At least that is what I think they claimed.
They probably didn’t invent paella since the company that owns the restaurant has only been in business since 1893 and Wikipedia says that in 1840, a Spanish newspaper first used the Catalan word paella to refer to the recipe rather than the pan. In any event, we enjoyed their paella and the experience very much.
Not long after that, I received a paella-themed gift from my husband: a huge (5 quart) Calphalon Sauteuse pan with lid, Nick Stellino’s “Mediterranean Flavors” cookbook, a couple pounds of Valencian rice and 4 grams of saffron. Subtle hint?
Nick’s recipe is one of the few that I follow to the letter, with the exception of doubling the garlic, of course. You can see his recipe at this link.
Admittedly, the list of 22 ingredients looks intimidating, but all the ingredients can be had at Your DeKalb Farmers Market, the recipe is easy to follow and will be a guaranteed success with these tips:
- I cut the recipe in half or it won’t fit in my pan; you really do need the right pan for this: there are several traditional paella pans available at this hotpaella.com, or you can use a heavy bottom 5-quart sauteuse pan (Calphalon doesn't appear to be offering this in anodized aluminum anymore, but can hook you up with a Le Crueset 5-quart brasier or something else suitable)
- At YDFM, you have to ask for the saffron at the pastry counter and pay cash for it there
- The clam juice sold in the cooler next to the shellfish counter (the one with the fresh crabmeat and shucked oysters) is better than the bottled or canned clam juice; it’s more than you’ll need but you can freeze the excess

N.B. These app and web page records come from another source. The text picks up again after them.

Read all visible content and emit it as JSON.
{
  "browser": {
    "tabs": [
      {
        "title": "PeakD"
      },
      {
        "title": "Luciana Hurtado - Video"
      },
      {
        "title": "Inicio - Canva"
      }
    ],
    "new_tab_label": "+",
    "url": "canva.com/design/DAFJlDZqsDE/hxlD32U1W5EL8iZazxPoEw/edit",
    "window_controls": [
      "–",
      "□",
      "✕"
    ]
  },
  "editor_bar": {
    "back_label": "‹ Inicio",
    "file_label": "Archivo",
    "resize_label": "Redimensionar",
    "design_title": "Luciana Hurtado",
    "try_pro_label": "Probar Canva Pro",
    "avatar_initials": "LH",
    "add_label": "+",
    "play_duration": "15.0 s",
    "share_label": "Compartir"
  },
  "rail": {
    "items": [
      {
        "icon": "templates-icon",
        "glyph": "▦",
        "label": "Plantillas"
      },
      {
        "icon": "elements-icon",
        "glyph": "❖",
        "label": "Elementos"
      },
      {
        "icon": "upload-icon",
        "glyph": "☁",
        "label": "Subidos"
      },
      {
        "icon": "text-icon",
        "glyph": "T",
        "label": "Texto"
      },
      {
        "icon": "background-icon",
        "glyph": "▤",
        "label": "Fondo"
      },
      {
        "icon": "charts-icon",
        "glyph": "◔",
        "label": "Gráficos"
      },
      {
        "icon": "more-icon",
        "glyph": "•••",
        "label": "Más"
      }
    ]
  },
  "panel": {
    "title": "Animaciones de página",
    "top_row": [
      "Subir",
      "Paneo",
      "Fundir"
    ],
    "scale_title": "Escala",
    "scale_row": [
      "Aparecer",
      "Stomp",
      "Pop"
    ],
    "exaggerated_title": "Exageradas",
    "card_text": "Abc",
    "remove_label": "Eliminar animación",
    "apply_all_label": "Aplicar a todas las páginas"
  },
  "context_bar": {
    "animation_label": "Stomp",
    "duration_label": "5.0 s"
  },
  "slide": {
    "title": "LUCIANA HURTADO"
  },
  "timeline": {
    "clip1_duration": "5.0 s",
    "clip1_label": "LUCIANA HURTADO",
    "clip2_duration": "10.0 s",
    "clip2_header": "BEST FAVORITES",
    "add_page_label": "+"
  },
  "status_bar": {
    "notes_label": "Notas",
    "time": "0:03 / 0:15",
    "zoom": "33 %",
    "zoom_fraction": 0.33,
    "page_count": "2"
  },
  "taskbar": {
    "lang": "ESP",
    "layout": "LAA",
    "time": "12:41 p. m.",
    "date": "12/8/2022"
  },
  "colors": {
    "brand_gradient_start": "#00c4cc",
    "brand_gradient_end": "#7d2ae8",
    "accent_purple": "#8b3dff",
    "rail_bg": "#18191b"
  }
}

- One day I was at YDFM and a Spanish woman told me that paella should only be made with Valencia rice; YDFM doesn’t sell this rice, but you can order it online at this link. If you use the Valencia rice (or other medium grain rice like Arborio), add a cup more liquid to a half recipe (I usually just use all the tomato sauce in the 14 oz. can and increase the chicken stock to make up the additional cup)
- Plan for the whole operation to take one and a half to two hours, most of which is prep time—assigning one’s partner to clean the shellfish is a great timesaver
- If you’re entertaining, get all the prep done in advance and put the cleaned clams and mussels on ice; follow the recipe up until the point where you’re supposed to add the rice, turn off the heat and put the sausage, chicken and shrimp in the refrigerator; when you are 20 minutes away from serving, turn the heat back on and when bubbling, add the rice and finish the recipe
- If you are going all out, you can add lobster tails: cut tails in half with a cleaver, planning on one half-tail per person
- In the finished dish, the bottom of the rice is supposed to form a crust (called socrato) and is considered the best part of the paella because of the concentrated flavor and nice crunch
- Place one or more bowls on the table for the discarded shells
Truly impressive at the table and on the tongue, your paella will be even better if enjoyed by an appreciative crowd while listening to the Gipsy Kings and sipping Spanish red wine.